Investors will be paying attention to whether companies beat or miss their earnings expectations, but which direction a stock moves depends on a host of other factors as well. Want proof? Roughly 85% of firms in the
beat estimates during the third quarter, but the average stock fell 0.2% after the release.
A company’s guidance matters—future profits matter more than past earnings—but there are other factors that help determine whether a stock rises or falls after the report, namely how in or out of favor a stock has been. A stock that has been out of favor might rise even if earnings disappoint, while one that is a market favorite might fall even if the numbers are “good.”
Investors don’t have to guess, explains Julian Emanuel, chief equity and derivatives strategist at BTIG. A stock with a high short interest may pop after earnings because numbers that elicit a shrug could be enough to put upside pressure on a stock—and force short sellers to buy back their borrowed stock.
Earnings revisions—the changes analysts are making to their estimates—are also a good way to judge whether a company faces high or low expectations. If revisions have been rising, the bar might be high, while lowered estimates could mean it’s easier for a company to clear it. Finally, a stock that is trading at a low valuation might also be primed to rise, even if earnings aren’t all that, Emanuel says.
Here are five stocks that could pop when they release their numbers…
(LMT) has short interest in the 87th percentile of S&P 500 stocks. It trades at 12.8 times 2021 earnings estimates, a 44% discount to the S&P 500. Earnings estimates have been cut by 1.7% during the past three months, putting the stock in the bottom 50% of the S&P 500. It’s a low “bar to hurdle,” Emanuel says. Lockheed reports on Jan. 26.
(NOC) has short interest in the 77th percentile on the S&P 500 and trades at 11.9 times 2021 EPS, about half the multiple on the index’s average stock. Earnings revisions are down 3.6% in the past 3 months. Northrop reports on Jan. 28.
(KR) is in the 97th percentile of S&P 500 stocks for percent of its shares shorted. It trades at 11.7 times earnings, also about half the multiple on the index’s average stock. Earnings have been cut 0.4% in the past three months. Kroger reports on March 4.
Discovery Communications (DISCA) is the most shorted stock in the S&P 500 and trades at a 50%+ valuation discount.
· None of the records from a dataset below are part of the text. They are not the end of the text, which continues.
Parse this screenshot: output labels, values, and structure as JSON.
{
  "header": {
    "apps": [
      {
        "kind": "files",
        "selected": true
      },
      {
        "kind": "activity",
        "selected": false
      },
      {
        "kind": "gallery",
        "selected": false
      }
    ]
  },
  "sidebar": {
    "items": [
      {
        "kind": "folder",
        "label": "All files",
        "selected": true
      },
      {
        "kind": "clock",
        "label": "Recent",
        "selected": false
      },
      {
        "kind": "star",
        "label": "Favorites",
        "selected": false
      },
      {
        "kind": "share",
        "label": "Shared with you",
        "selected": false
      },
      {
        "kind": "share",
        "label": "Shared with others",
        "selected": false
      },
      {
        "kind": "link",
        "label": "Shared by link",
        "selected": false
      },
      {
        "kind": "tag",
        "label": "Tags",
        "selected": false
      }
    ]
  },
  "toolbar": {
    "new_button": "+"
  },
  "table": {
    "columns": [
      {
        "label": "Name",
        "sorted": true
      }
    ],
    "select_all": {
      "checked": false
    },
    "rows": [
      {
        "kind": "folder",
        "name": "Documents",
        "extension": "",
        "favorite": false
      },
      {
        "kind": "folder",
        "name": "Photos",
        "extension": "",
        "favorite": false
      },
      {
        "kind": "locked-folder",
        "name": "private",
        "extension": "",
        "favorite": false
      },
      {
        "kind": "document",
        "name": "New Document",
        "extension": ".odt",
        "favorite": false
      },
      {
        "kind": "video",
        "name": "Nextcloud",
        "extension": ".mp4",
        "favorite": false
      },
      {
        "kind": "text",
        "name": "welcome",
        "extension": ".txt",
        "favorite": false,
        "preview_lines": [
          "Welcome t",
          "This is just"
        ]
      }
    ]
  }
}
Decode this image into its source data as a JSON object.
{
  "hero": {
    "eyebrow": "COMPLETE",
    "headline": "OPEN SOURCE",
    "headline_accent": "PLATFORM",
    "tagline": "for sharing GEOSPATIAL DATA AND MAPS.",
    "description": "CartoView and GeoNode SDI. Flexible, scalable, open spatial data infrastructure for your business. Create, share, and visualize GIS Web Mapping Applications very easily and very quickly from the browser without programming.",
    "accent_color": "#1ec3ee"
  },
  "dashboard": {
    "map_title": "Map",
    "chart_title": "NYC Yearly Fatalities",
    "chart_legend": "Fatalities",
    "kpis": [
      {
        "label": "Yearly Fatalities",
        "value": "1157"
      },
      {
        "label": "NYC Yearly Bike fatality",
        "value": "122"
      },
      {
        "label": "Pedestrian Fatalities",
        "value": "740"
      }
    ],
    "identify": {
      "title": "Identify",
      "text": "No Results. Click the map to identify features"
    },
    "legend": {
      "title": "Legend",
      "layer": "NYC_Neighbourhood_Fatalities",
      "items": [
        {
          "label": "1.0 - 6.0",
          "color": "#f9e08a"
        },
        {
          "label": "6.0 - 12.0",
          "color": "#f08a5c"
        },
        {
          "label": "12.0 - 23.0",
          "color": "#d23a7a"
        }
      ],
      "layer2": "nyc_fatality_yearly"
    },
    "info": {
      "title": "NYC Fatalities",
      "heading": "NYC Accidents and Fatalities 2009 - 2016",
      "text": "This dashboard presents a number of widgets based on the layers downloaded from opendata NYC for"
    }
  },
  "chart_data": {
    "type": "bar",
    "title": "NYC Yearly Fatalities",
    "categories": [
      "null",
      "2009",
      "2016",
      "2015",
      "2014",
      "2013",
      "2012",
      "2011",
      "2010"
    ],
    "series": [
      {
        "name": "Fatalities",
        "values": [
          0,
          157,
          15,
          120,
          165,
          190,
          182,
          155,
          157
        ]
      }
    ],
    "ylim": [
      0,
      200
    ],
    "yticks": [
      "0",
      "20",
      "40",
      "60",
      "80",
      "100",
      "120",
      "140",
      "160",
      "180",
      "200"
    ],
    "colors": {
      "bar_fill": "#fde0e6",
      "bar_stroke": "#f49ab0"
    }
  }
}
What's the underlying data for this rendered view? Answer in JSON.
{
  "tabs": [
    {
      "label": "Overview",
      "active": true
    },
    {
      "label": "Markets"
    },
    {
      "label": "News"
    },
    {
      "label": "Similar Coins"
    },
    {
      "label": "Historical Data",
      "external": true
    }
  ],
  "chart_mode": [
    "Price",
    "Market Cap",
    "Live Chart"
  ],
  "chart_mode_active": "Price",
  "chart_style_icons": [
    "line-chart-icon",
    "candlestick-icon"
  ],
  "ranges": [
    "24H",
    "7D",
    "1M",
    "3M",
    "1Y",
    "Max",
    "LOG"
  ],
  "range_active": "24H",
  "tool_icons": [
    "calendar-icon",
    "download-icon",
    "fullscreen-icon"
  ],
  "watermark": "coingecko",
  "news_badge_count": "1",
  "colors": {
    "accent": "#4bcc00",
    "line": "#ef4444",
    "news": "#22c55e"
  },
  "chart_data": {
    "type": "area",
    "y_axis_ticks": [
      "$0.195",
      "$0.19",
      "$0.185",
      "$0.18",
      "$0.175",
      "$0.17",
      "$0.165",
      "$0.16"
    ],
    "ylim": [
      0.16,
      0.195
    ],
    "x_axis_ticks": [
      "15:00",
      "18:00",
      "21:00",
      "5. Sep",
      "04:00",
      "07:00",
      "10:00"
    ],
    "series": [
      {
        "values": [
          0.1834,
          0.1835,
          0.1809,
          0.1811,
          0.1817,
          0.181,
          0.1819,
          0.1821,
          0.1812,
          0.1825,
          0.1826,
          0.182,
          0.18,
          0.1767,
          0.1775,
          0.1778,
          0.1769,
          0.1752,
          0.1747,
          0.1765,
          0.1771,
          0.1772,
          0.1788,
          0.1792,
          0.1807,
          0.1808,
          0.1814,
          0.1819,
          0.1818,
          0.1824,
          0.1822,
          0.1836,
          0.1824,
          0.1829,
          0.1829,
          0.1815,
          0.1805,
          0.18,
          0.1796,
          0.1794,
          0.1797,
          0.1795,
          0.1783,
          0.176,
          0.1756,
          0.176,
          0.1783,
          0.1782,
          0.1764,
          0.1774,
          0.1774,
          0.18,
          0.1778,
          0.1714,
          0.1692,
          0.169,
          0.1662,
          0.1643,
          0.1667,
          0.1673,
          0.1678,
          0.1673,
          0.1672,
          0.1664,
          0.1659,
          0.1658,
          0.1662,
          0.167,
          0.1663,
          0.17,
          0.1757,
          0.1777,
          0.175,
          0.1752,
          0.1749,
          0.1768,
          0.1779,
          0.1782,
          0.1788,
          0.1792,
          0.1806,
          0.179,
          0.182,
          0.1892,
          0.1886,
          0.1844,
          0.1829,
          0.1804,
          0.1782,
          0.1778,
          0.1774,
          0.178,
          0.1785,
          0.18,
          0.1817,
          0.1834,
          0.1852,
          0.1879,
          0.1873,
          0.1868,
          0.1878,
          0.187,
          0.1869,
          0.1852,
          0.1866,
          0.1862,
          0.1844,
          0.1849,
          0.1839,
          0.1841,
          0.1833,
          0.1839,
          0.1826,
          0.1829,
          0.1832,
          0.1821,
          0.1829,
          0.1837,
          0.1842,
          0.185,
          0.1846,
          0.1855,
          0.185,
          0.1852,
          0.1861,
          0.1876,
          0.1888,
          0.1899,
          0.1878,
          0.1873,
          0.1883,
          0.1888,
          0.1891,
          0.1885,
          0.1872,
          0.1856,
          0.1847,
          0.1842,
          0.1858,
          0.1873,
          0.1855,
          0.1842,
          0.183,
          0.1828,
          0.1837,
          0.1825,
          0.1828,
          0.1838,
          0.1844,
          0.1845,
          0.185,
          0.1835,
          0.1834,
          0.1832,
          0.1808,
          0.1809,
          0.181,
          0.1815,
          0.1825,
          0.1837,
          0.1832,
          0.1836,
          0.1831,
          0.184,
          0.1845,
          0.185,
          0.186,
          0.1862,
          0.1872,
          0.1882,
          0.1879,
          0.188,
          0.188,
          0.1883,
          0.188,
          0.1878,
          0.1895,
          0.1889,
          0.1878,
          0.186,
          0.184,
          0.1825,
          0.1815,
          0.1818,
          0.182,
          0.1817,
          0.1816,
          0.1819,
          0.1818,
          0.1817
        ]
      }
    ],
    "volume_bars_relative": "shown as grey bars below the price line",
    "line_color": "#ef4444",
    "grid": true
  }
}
Earnings have been cut by 5% in the past three months. Discovery reports on Feb. 25.
(LNC), a $10 billion insurance and investment management company, is in the 84th percentile for short interest and trades at 5.5 times earnings. Earnings have been cut 3% in the past three months. Lincoln reports on Feb. 3.
…and five that could be ready for a drop:
(TSLA) is among the least shorted stocks in the S&P 500—and one of the most expensive. The electric vehicle innovator trades at more than 220 times earnings estimates, which have been raised 21% in the past three months. Tesla reports on Feb. 3.
(IT) has a short interest in the third percentile and trades at 41 times earnings. Analysts have revised earnings up 16%. The company reports earnings on Feb. 2.
(ROK) has short interest in the 23rd percentile and trades at 29 times earnings forecasts. Estimates have been raised 7.5%. The stock is rather cyclical and has been in favor. Rockwell reports on Feb. 3.
(FTNT) has short interest in the first percentile and trades at 41 times earnings forecasts. Expectations have been revised up by 7% during the past three months. Fortinet reports on Feb. 4.
(ALGN), a $43 billion maker of Invisalign braces, is also among the least shorted companies. It trades at 69 times earnings estimates, which have been raised 21%. Align reports on Feb. 4.
Write to Jacob Sonenshine at firstname.lastname@example.org